 I was lucky to have caught the tail-end of the tell-it-tight-, tell-it-right, and organize-your-thoughts-because-the-typewriter-doesn't-forgive-on-deadline era.
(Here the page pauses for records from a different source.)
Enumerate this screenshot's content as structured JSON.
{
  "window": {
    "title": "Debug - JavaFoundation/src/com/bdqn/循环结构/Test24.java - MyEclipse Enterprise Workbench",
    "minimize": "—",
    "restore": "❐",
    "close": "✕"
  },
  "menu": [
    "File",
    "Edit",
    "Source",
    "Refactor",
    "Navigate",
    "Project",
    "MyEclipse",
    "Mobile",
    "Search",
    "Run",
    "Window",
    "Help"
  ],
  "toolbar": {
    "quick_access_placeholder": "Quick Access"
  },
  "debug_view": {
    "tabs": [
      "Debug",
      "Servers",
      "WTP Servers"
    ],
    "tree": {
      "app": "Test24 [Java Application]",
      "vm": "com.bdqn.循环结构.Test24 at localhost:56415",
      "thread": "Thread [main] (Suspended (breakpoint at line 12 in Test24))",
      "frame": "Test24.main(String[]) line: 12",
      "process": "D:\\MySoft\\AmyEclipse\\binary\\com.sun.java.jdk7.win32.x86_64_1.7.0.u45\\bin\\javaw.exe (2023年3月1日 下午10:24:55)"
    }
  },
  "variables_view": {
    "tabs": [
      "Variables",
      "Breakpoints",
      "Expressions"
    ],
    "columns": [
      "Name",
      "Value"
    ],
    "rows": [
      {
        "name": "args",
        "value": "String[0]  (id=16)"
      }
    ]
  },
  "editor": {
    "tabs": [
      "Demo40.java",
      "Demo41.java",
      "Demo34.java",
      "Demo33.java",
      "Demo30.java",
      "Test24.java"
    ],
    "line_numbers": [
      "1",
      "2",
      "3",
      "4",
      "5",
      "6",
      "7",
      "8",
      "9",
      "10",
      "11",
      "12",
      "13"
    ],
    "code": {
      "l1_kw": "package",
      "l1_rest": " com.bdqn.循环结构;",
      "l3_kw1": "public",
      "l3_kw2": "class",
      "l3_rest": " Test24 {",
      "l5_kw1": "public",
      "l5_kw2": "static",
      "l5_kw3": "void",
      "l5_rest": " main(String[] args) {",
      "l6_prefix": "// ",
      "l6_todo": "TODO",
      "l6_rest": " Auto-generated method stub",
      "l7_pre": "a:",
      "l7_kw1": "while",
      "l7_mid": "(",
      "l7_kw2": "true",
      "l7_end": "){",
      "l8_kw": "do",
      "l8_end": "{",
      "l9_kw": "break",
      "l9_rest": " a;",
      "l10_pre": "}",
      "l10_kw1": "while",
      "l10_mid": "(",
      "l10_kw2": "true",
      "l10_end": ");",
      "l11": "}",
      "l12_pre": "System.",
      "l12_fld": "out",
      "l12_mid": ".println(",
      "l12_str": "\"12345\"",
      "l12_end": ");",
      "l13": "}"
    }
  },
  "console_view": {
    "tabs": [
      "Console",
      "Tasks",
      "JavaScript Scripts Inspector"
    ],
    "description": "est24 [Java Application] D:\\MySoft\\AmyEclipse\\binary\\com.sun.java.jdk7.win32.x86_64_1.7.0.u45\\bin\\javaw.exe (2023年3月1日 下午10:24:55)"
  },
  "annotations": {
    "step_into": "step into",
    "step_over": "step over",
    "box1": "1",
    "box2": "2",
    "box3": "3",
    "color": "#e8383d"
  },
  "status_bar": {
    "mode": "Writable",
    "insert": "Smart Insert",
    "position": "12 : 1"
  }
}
It turns out those skills are platform neutral. 

Following nurture by old-school, j-school profs at St. Bonaventure University, I interned at the Buffalo (Evening) News, wrote a humor column syndicated by the Air Force News Service and got to Texas just in time to cover the booming business of bank failure, S&L fraud and bankruptcy in the 1980s at the San Antonio Business Journal and San Antonio Light. 

As a unexpectedly single parent in Houston, I launched and sold two specialty tabloids--  one covering residential real estate and the other horse racing in Texas -- and did a few years as a senior writer for Special Sections at the Houston Chronicle.  By the mid 1990s I finally surrendered to the "dark side, " working in senior corporate communications roles at a horse track, multi-office residential real estate company and posh resort in Georgia. 

I will always be a proud "Buffalo Gal" and went home in 2004 to promote the symphony (where I lucked into an astounding side-job with the late Marvin Hamlisch), earn big wins for some great clients as senior account manager at Travers Collins -- the region's largest public relations firm, and join an exceptional development company there until a few years ago.

I have actively served on dozens of non-profit boards over the years and donated thousands of pro bono hours to special challenges and opportunities for non-profit organizations. 

The practice of communications has come a long way from my childhood heroines Lois Lane and Nellie Bly --  so have I. That's what keeps it interesting. The most fascinating challenge is always the next one.